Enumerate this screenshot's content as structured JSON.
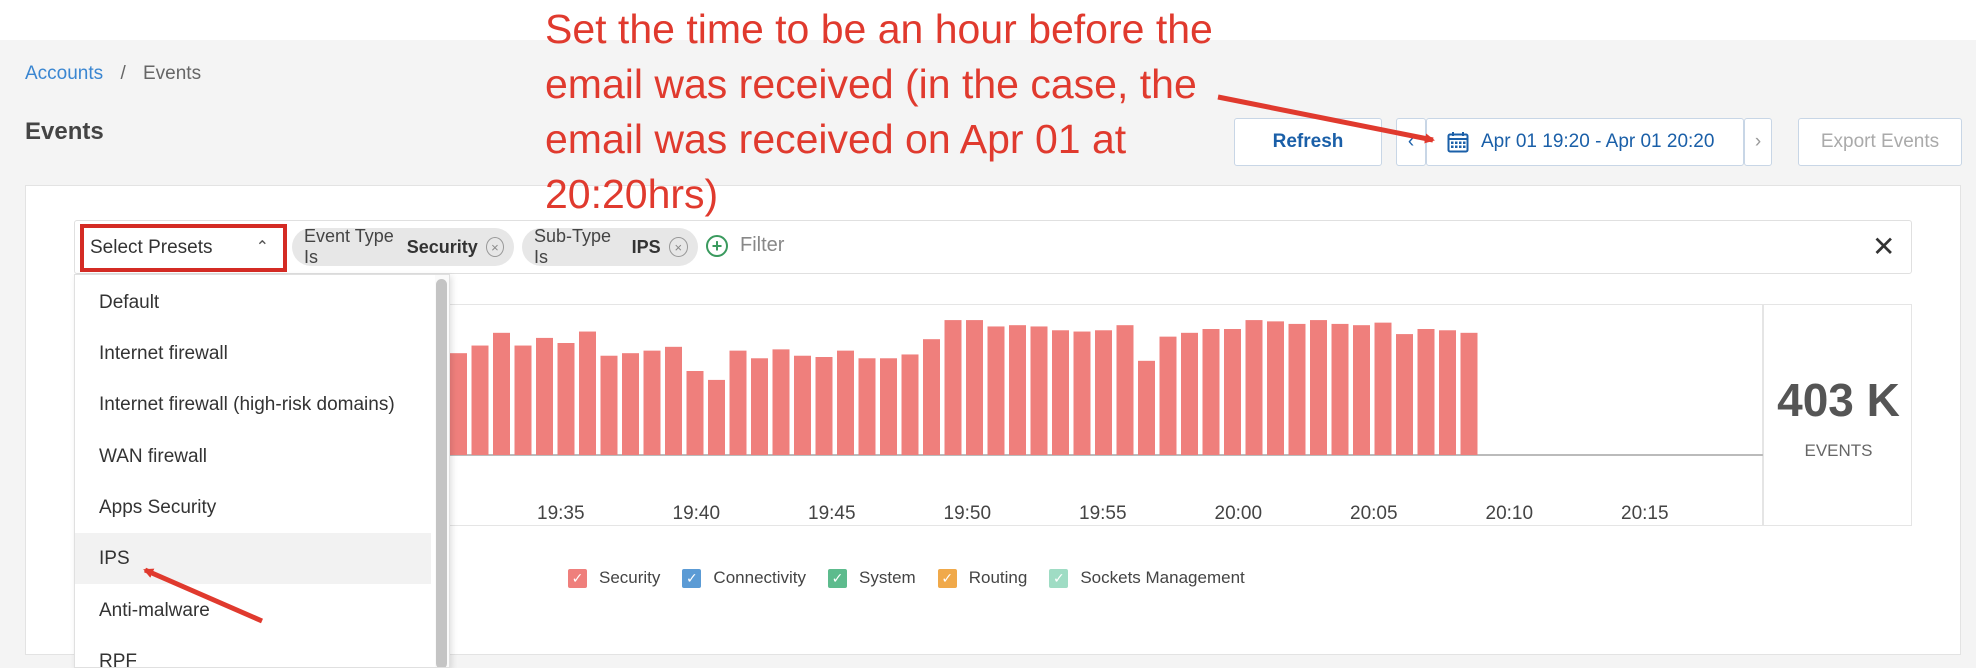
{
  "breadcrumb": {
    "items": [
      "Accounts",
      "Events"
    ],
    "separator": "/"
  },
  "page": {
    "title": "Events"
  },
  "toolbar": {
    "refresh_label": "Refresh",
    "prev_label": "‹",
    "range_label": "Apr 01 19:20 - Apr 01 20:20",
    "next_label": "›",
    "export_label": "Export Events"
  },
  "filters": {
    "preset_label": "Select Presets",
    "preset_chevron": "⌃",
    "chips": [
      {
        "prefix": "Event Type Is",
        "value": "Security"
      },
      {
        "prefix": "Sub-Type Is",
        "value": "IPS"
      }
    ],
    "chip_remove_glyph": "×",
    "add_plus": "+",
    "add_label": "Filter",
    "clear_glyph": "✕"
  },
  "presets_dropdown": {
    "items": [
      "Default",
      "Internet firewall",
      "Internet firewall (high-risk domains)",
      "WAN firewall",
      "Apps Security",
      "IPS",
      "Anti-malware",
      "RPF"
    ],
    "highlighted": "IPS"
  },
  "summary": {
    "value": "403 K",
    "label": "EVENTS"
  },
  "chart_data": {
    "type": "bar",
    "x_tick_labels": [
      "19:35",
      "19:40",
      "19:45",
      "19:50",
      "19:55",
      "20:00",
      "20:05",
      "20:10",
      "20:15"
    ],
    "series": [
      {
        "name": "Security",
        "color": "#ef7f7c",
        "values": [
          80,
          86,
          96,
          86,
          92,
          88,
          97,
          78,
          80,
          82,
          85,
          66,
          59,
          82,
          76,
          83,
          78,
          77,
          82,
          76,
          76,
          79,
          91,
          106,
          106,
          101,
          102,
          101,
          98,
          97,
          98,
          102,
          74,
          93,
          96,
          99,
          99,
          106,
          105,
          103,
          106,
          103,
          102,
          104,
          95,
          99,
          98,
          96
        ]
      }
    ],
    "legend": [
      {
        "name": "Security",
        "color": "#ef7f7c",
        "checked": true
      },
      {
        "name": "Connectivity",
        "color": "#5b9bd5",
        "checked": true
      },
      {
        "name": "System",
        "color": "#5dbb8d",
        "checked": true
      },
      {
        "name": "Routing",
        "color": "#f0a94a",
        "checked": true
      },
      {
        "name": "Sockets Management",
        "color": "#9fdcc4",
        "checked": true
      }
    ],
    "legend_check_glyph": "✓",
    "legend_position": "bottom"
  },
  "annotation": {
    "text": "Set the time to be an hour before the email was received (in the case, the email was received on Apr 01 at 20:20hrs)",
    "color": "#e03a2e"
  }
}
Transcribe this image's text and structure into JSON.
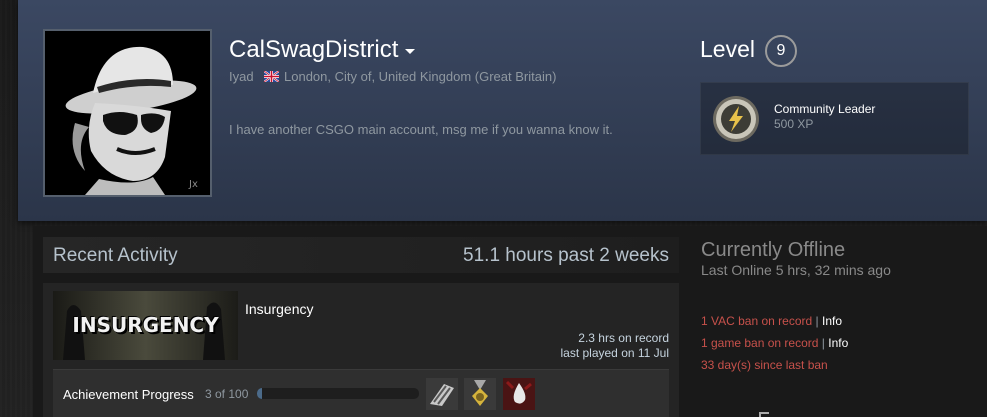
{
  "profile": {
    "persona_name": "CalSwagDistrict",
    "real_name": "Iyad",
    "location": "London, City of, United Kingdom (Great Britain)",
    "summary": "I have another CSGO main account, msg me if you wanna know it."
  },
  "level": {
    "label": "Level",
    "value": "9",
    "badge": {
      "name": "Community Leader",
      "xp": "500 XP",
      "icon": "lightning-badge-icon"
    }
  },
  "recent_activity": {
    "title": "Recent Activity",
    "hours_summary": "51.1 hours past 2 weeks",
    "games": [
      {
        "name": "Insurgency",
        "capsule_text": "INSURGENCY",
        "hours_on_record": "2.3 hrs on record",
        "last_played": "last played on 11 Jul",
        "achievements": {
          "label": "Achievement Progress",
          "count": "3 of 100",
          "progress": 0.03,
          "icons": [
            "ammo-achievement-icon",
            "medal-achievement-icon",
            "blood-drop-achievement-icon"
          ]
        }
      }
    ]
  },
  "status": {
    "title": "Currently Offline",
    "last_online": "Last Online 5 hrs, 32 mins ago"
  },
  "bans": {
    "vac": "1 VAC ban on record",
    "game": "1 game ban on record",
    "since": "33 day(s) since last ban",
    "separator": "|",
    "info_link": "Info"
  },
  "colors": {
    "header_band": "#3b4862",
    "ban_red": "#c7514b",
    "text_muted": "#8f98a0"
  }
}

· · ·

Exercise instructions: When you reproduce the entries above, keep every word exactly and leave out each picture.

Output for this exercise:
Enumerate this screenshot's content as structured JSON.
{
  "breadcrumb": {
    "items": [
      "Accounts",
      "Events"
    ],
    "separator": "/"
  },
  "page": {
    "title": "Events"
  },
  "toolbar": {
    "refresh_label": "Refresh",
    "prev_label": "‹",
    "range_label": "Apr 01 19:20 - Apr 01 20:20",
    "next_label": "›",
    "export_label": "Export Events"
  },
  "filters": {
    "preset_label": "Select Presets",
    "preset_chevron": "⌃",
    "chips": [
      {
        "prefix": "Event Type Is",
        "value": "Security"
      },
      {
        "prefix": "Sub-Type Is",
        "value": "IPS"
      }
    ],
    "chip_remove_glyph": "×",
    "add_plus": "+",
    "add_label": "Filter",
    "clear_glyph": "✕"
  },
  "presets_dropdown": {
    "items": [
      "Default",
      "Internet firewall",
      "Internet firewall (high-risk domains)",
      "WAN firewall",
      "Apps Security",
      "IPS",
      "Anti-malware",
      "RPF"
    ],
    "highlighted": "IPS"
  },
  "summary": {
    "value": "403 K",
    "label": "EVENTS"
  },
  "chart_data": {
    "type": "bar",
    "x_tick_labels": [
      "19:35",
      "19:40",
      "19:45",
      "19:50",
      "19:55",
      "20:00",
      "20:05",
      "20:10",
      "20:15"
    ],
    "series": [
      {
        "name": "Security",
        "color": "#ef7f7c",
        "values": [
          80,
          86,
          96,
          86,
          92,
          88,
          97,
          78,
          80,
          82,
          85,
          66,
          59,
          82,
          76,
          83,
          78,
          77,
          82,
          76,
          76,
          79,
          91,
          106,
          106,
          101,
          102,
          101,
          98,
          97,
          98,
          102,
          74,
          93,
          96,
          99,
          99,
          106,
          105,
          103,
          106,
          103,
          102,
          104,
          95,
          99,
          98,
          96
        ]
      }
    ],
    "legend": [
      {
        "name": "Security",
        "color": "#ef7f7c",
        "checked": true
      },
      {
        "name": "Connectivity",
        "color": "#5b9bd5",
        "checked": true
      },
      {
        "name": "System",
        "color": "#5dbb8d",
        "checked": true
      },
      {
        "name": "Routing",
        "color": "#f0a94a",
        "checked": true
      },
      {
        "name": "Sockets Management",
        "color": "#9fdcc4",
        "checked": true
      }
    ],
    "legend_check_glyph": "✓",
    "legend_position": "bottom"
  },
  "annotation": {
    "text": "Set the time to be an hour before the email was received (in the case, the email was received on Apr 01 at 20:20hrs)",
    "color": "#e03a2e"
  }
}
Transcribe this image's text and structure into JSON.
{
  "profile": {
    "persona_name": "CalSwagDistrict",
    "real_name": "Iyad",
    "location": "London, City of, United Kingdom (Great Britain)",
    "summary": "I have another CSGO main account, msg me if you wanna know it."
  },
  "level": {
    "label": "Level",
    "value": "9",
    "badge": {
      "name": "Community Leader",
      "xp": "500 XP",
      "icon": "lightning-badge-icon"
    }
  },
  "recent_activity": {
    "title": "Recent Activity",
    "hours_summary": "51.1 hours past 2 weeks",
    "games": [
      {
        "name": "Insurgency",
        "capsule_text": "INSURGENCY",
        "hours_on_record": "2.3 hrs on record",
        "last_played": "last played on 11 Jul",
        "achievements": {
          "label": "Achievement Progress",
          "count": "3 of 100",
          "progress": 0.03,
          "icons": [
            "ammo-achievement-icon",
            "medal-achievement-icon",
            "blood-drop-achievement-icon"
          ]
        }
      }
    ]
  },
  "status": {
    "title": "Currently Offline",
    "last_online": "Last Online 5 hrs, 32 mins ago"
  },
  "bans": {
    "vac": "1 VAC ban on record",
    "game": "1 game ban on record",
    "since": "33 day(s) since last ban",
    "separator": "|",
    "info_link": "Info"
  },
  "colors": {
    "header_band": "#3b4862",
    "ban_red": "#c7514b",
    "text_muted": "#8f98a0"
  }
}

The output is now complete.